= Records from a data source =
- - - - -

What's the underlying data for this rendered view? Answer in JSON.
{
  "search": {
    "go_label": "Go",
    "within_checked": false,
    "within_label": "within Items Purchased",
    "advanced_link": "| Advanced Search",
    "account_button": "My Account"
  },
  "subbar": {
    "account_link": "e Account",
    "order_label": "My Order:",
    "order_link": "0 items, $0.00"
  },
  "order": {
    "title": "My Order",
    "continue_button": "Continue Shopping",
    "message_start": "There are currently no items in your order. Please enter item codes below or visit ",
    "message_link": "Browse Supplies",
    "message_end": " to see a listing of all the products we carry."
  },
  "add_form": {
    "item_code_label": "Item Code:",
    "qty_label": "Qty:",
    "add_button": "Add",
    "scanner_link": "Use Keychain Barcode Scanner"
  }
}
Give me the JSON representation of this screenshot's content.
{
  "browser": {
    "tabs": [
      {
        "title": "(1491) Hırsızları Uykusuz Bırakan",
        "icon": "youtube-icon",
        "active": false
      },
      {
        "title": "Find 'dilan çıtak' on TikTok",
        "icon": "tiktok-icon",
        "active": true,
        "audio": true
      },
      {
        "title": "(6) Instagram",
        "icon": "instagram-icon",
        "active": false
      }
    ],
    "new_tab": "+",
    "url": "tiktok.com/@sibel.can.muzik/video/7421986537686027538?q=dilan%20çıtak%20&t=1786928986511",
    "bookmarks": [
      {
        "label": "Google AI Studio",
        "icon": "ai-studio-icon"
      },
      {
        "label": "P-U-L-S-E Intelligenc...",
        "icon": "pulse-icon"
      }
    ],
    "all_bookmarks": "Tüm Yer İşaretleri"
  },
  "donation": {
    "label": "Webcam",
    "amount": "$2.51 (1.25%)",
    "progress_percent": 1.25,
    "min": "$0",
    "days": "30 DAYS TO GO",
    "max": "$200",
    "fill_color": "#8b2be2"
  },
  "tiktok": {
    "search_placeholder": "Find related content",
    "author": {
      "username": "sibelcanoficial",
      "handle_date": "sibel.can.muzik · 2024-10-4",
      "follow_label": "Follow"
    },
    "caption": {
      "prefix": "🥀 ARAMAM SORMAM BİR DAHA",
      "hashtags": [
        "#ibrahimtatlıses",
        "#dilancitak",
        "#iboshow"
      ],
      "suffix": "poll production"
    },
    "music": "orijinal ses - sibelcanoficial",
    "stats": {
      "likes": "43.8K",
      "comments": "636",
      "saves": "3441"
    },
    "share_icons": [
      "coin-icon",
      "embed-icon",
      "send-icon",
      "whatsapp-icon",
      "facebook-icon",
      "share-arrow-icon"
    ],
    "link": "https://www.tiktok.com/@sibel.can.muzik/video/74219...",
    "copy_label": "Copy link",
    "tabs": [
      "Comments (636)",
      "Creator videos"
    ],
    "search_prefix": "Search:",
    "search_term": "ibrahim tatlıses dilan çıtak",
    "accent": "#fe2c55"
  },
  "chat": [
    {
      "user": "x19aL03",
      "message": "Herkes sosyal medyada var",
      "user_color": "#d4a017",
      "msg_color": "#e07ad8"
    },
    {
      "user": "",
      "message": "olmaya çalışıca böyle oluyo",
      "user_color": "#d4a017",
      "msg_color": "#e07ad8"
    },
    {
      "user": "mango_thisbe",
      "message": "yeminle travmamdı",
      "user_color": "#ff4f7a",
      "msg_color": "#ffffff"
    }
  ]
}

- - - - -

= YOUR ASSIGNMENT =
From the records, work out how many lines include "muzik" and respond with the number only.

= TASK SOLUTION =
3